SOURCE DATA:
------------------------------------

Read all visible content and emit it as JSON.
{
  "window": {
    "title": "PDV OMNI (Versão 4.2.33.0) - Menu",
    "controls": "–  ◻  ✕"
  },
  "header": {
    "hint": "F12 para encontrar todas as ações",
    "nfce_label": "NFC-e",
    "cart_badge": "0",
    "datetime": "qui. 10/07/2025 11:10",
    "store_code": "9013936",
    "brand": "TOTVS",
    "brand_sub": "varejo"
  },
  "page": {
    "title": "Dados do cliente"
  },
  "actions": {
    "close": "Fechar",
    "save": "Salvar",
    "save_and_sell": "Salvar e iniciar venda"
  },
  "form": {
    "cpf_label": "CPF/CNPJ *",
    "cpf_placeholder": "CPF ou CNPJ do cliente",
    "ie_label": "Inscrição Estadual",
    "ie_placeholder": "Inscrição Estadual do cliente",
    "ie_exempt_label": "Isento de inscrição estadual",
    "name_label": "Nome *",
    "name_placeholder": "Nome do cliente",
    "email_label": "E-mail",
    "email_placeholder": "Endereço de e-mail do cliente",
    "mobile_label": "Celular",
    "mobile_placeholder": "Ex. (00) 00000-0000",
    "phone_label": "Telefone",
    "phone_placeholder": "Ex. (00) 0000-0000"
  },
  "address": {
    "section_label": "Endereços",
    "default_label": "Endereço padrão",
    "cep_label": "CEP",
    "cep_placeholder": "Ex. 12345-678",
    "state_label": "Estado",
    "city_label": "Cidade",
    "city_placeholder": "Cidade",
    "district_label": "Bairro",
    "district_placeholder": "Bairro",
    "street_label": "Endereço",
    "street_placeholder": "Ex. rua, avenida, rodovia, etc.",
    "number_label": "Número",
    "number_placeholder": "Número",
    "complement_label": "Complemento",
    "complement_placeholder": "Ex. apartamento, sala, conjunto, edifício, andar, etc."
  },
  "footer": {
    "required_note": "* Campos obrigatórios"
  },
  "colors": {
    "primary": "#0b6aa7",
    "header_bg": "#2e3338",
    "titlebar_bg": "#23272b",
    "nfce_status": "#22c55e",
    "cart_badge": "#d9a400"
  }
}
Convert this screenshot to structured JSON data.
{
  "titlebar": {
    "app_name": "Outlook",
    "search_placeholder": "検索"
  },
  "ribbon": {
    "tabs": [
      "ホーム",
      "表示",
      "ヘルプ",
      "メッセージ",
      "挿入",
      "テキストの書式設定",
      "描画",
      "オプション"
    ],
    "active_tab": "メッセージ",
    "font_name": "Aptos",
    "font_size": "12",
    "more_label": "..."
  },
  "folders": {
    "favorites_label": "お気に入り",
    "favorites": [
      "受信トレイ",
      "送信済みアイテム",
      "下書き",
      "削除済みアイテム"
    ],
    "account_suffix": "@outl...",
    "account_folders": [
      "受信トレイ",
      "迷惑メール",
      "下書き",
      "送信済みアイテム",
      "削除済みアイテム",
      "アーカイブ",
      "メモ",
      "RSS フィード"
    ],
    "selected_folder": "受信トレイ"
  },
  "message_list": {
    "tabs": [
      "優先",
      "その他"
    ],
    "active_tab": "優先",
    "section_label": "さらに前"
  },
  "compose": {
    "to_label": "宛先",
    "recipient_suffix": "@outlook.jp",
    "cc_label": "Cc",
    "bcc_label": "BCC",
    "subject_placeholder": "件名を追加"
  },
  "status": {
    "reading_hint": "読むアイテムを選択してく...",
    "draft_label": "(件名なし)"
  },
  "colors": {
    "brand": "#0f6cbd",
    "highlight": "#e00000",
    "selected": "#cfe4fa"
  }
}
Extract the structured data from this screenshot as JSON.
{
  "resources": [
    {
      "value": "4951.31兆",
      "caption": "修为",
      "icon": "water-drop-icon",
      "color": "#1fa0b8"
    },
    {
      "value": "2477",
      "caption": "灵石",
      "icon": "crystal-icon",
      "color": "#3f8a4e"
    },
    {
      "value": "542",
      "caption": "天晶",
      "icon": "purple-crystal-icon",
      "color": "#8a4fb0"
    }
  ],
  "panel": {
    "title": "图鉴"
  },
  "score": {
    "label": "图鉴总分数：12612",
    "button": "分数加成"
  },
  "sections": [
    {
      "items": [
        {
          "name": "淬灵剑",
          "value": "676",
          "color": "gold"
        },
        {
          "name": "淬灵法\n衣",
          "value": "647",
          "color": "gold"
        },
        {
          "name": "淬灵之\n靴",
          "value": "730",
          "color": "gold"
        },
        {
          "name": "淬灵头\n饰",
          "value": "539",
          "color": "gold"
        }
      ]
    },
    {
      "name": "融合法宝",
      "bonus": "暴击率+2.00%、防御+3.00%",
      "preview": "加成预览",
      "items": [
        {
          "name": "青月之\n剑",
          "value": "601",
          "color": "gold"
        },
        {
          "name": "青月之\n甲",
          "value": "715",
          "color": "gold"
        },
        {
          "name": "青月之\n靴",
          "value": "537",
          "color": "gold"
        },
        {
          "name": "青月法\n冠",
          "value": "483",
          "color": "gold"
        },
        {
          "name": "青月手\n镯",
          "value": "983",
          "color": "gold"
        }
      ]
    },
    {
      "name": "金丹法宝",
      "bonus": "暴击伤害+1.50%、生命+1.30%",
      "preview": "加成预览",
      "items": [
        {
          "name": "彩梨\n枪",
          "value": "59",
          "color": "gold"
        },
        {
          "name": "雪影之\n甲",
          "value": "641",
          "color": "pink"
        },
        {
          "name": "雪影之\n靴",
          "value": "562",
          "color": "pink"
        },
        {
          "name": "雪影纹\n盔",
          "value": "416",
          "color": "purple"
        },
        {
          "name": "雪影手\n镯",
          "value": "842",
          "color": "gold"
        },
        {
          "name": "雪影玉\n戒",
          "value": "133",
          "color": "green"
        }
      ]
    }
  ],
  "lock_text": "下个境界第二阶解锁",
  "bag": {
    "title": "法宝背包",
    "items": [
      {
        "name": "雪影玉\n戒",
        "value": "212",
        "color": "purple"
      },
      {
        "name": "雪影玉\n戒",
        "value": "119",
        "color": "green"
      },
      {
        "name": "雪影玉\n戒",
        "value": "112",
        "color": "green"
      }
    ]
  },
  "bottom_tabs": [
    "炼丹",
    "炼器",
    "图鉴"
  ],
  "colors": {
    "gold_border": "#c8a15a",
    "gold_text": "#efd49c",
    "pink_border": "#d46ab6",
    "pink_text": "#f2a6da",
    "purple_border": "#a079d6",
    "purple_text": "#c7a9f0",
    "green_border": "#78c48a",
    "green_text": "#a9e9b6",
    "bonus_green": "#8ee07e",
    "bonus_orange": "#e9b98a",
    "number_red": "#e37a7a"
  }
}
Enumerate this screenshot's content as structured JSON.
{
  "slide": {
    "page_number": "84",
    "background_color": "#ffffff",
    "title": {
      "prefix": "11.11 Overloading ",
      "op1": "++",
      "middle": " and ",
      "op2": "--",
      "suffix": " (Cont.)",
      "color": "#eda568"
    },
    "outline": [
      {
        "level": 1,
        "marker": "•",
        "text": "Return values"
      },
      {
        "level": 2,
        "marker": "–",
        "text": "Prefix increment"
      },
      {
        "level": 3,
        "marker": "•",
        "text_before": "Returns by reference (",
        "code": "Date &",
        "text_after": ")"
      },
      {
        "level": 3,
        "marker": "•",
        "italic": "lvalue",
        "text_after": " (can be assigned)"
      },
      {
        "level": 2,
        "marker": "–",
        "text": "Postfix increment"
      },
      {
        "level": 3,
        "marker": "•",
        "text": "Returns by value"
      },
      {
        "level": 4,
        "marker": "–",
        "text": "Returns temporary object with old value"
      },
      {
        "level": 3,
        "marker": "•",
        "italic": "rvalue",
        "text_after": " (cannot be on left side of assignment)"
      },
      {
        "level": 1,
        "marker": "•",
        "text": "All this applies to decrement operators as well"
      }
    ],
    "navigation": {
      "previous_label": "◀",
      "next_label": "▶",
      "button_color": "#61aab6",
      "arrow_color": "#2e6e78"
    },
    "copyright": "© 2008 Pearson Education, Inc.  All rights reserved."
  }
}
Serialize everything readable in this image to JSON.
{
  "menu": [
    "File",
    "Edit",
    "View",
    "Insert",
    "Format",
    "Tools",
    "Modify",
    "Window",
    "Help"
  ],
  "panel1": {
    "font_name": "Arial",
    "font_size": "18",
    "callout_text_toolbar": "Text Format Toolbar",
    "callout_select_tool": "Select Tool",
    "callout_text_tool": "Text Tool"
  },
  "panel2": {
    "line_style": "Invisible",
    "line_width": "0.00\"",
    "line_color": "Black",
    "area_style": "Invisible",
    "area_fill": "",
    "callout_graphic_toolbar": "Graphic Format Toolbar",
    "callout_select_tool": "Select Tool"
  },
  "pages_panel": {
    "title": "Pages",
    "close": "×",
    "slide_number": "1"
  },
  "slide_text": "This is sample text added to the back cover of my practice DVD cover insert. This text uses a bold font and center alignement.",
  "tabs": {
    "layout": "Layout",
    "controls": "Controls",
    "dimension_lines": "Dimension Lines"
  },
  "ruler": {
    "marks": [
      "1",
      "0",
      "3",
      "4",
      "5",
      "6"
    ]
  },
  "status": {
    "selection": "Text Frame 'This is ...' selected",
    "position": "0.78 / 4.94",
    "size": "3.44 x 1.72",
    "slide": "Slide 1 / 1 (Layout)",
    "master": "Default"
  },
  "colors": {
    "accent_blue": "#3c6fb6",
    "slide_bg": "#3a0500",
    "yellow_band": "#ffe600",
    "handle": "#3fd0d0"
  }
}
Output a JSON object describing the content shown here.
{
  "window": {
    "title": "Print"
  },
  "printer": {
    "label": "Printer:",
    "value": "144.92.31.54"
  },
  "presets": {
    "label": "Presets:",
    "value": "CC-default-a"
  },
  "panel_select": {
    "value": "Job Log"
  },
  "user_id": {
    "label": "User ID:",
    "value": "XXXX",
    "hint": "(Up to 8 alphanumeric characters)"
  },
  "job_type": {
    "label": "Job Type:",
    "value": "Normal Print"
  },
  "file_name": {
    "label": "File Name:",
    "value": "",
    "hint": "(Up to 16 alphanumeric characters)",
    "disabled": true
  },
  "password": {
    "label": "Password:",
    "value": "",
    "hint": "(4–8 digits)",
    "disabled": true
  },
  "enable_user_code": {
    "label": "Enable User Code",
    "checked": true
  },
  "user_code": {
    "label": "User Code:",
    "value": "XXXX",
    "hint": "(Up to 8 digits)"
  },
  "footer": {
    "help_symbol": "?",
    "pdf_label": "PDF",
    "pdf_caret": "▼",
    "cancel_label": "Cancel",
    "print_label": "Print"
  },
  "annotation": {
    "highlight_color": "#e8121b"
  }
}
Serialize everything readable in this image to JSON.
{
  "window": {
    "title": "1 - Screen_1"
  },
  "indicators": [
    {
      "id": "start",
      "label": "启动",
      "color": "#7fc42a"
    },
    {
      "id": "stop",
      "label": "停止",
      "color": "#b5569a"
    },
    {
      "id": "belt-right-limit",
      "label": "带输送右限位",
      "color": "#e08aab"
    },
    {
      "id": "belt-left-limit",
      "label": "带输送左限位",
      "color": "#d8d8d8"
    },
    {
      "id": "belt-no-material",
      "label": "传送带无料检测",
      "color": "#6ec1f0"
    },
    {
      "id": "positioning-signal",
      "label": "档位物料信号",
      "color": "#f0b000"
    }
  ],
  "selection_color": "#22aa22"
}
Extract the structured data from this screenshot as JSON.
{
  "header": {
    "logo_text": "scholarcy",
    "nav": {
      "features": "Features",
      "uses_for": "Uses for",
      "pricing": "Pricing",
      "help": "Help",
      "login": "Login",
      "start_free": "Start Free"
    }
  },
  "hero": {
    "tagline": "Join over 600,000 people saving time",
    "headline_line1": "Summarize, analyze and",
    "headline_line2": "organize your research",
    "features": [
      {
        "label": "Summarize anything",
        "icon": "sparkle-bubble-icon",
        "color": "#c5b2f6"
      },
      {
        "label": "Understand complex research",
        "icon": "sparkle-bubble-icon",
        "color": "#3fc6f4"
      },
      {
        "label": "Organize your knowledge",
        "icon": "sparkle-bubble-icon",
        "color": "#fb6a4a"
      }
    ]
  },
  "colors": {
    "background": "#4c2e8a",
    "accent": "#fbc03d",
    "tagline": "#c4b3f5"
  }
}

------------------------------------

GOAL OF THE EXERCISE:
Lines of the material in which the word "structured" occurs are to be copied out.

ANSWER TO THIS EXERCISE:
Convert this screenshot to structured JSON data.
Extract the structured data from this screenshot as JSON.
Enumerate this screenshot's content as structured JSON.
Extract the structured data from this screenshot as JSON.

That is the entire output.